The general liability portion of your BOP includes what's known as advertising injury coverage. It provides protection for lawsuits related to libel, slander, and invasion of privacy, as well as copyright or brand infringement. That means if you are sued for writing something negative about a competitor on social media, you're covered.
Business owner’s policy changes and claims
What happens if I need to buy more insurance later?
It’s easy to add insurance at a later date. Your insurance agent can adjust the coverage amount on an existing policy, and also provide assistance if you need to purchase additional policies.
What happens if I cancel my policy?
If you cancel your policy early, you run the risk of paying more for coverage down the road. Insurance companies typically charge higher rates to businesses that start and stop coverage. You also leave your business exposed to potential risk if you cancel your coverage.
How do I make a general liability or property insurance claim on my BOP?
To make a general liability claim or a property insurance claim, simply call your insurance provider. Your agent will ask you to provide a description of the incident and basic information such as your name, the business name, and your policy number. Your insurance agent can guide you through the process and provide answers to any additional questions.
Learn more about general liability claims and lawsuit examples.
Compare a business owner’s policy with other policies
Business owner’s policy vs. professional liability
A business owner’s policy offers protection if a third party sues you over a physical injury, property damage, or an advertising injury (libel or slander). Professional liability insurance covers you if you are sued by a client who claims you made a professional mistake that resulted in financial loss. Almost every business owner could benefit from a business owner’s policy. Your type of business will determine if you need a professional liability policy. Read more about professional liability.
Business owner’s policy vs. workers’ compensation
General liability and workers’ compensation insurance can both pay for medical expenses related to injuries at your business. However, the general liability insurance included with your BOP does not cover employee injuries. To extend this protection to your employees, you will need to purchase workers' comp insurance, which covers the costs associated with employee injuries or illnesses. Depending on which state your business is located in, you may be legally required to purchase workers’ comp coverage.
Business owner’s policy vs. general liability
General liability insurance provides protection against common risks such as customer injury, but it does not include the commercial property insurance that’s included in a BOP. Commercial property insurance can pay to repair or replace business property that is damaged, stolen, or destroyed.

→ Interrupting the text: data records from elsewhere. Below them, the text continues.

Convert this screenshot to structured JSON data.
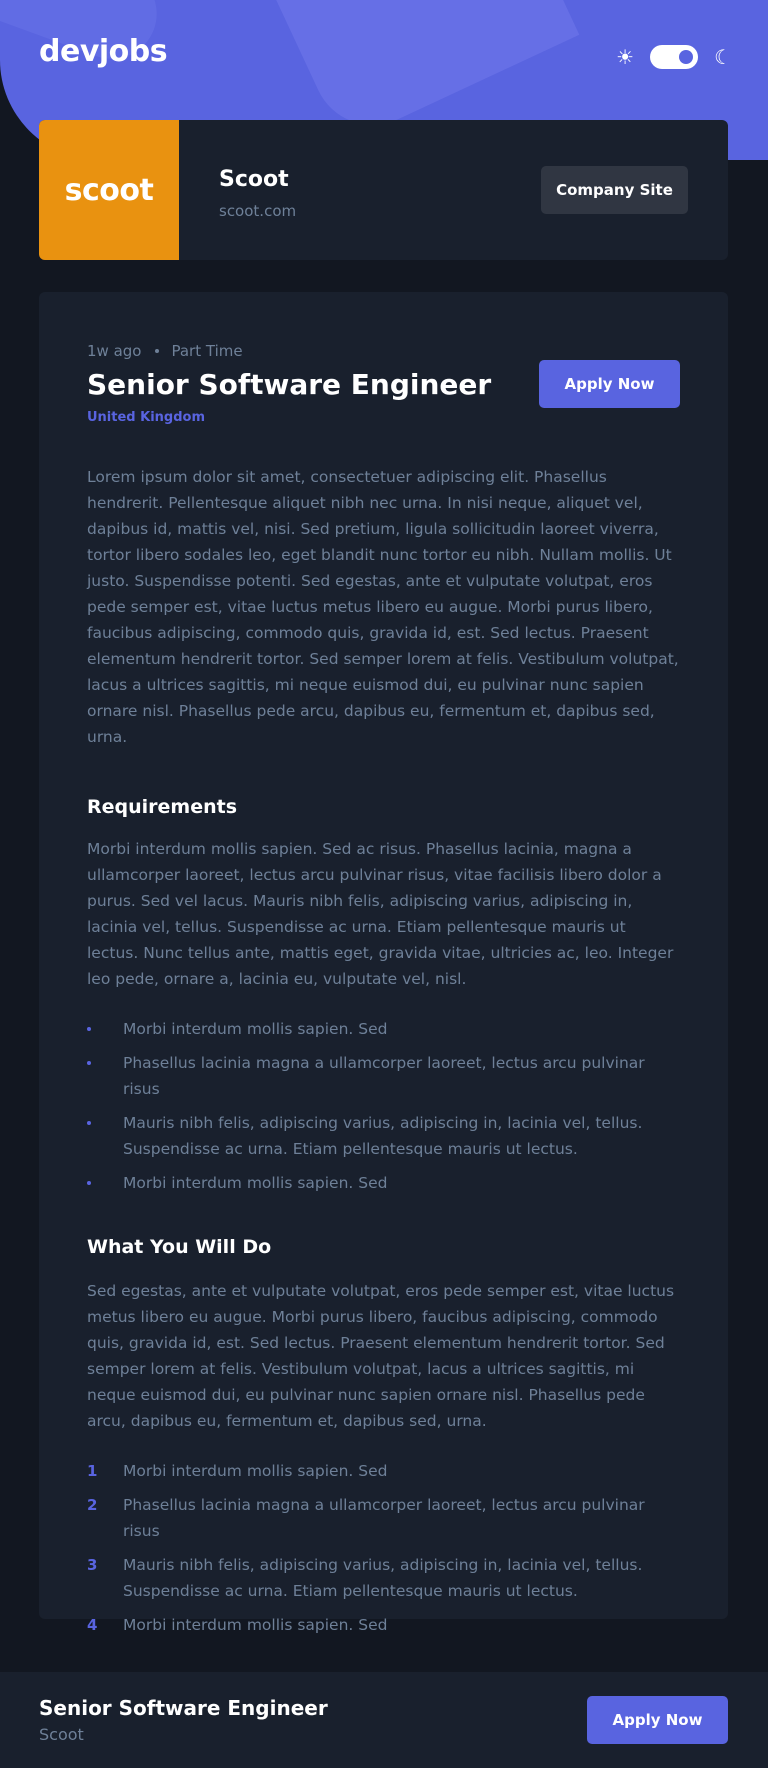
{
  "header": {
    "logo": "devjobs",
    "sun_icon": "☀",
    "moon_icon": "☾",
    "theme": "dark"
  },
  "company": {
    "logo_text": "scoot",
    "name": "Scoot",
    "website": "scoot.com",
    "site_button": "Company Site"
  },
  "job": {
    "posted": "1w ago",
    "contract": "Part Time",
    "title": "Senior Software Engineer",
    "location": "United Kingdom",
    "apply_label": "Apply Now",
    "description": "Lorem ipsum dolor sit amet, consectetuer adipiscing elit. Phasellus hendrerit. Pellentesque aliquet nibh nec urna. In nisi neque, aliquet vel, dapibus id, mattis vel, nisi. Sed pretium, ligula sollicitudin laoreet viverra, tortor libero sodales leo, eget blandit nunc tortor eu nibh. Nullam mollis. Ut justo. Suspendisse potenti. Sed egestas, ante et vulputate volutpat, eros pede semper est, vitae luctus metus libero eu augue. Morbi purus libero, faucibus adipiscing, commodo quis, gravida id, est. Sed lectus. Praesent elementum hendrerit tortor. Sed semper lorem at felis. Vestibulum volutpat, lacus a ultrices sagittis, mi neque euismod dui, eu pulvinar nunc sapien ornare nisl. Phasellus pede arcu, dapibus eu, fermentum et, dapibus sed, urna.",
    "requirements": {
      "title": "Requirements",
      "content": "Morbi interdum mollis sapien. Sed ac risus. Phasellus lacinia, magna a ullamcorper laoreet, lectus arcu pulvinar risus, vitae facilisis libero dolor a purus. Sed vel lacus. Mauris nibh felis, adipiscing varius, adipiscing in, lacinia vel, tellus. Suspendisse ac urna. Etiam pellentesque mauris ut lectus. Nunc tellus ante, mattis eget, gravida vitae, ultricies ac, leo. Integer leo pede, ornare a, lacinia eu, vulputate vel, nisl.",
      "items": [
        "Morbi interdum mollis sapien. Sed",
        "Phasellus lacinia magna a ullamcorper laoreet, lectus arcu pulvinar risus",
        "Mauris nibh felis, adipiscing varius, adipiscing in, lacinia vel, tellus. Suspendisse ac urna. Etiam pellentesque mauris ut lectus.",
        "Morbi interdum mollis sapien. Sed"
      ]
    },
    "role": {
      "title": "What You Will Do",
      "content": "Sed egestas, ante et vulputate volutpat, eros pede semper est, vitae luctus metus libero eu augue. Morbi purus libero, faucibus adipiscing, commodo quis, gravida id, est. Sed lectus. Praesent elementum hendrerit tortor. Sed semper lorem at felis. Vestibulum volutpat, lacus a ultrices sagittis, mi neque euismod dui, eu pulvinar nunc sapien ornare nisl. Phasellus pede arcu, dapibus eu, fermentum et, dapibus sed, urna.",
      "items": [
        {
          "num": "1",
          "text": "Morbi interdum mollis sapien. Sed"
        },
        {
          "num": "2",
          "text": "Phasellus lacinia magna a ullamcorper laoreet, lectus arcu pulvinar risus"
        },
        {
          "num": "3",
          "text": "Mauris nibh felis, adipiscing varius, adipiscing in, lacinia vel, tellus. Suspendisse ac urna. Etiam pellentesque mauris ut lectus."
        },
        {
          "num": "4",
          "text": "Morbi interdum mollis sapien. Sed"
        }
      ]
    }
  },
  "footer": {
    "title": "Senior Software Engineer",
    "company": "Scoot",
    "apply_label": "Apply Now"
  },
  "colors": {
    "accent": "#5964e0",
    "background": "#121721",
    "card": "#19202d",
    "company_brand": "#e99210",
    "text_muted": "#6e8098",
    "text_primary": "#ffffff"
  }
}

A BOP typically costs less than if you purchased each policy separately. Read more about how general liability compares to a BOP.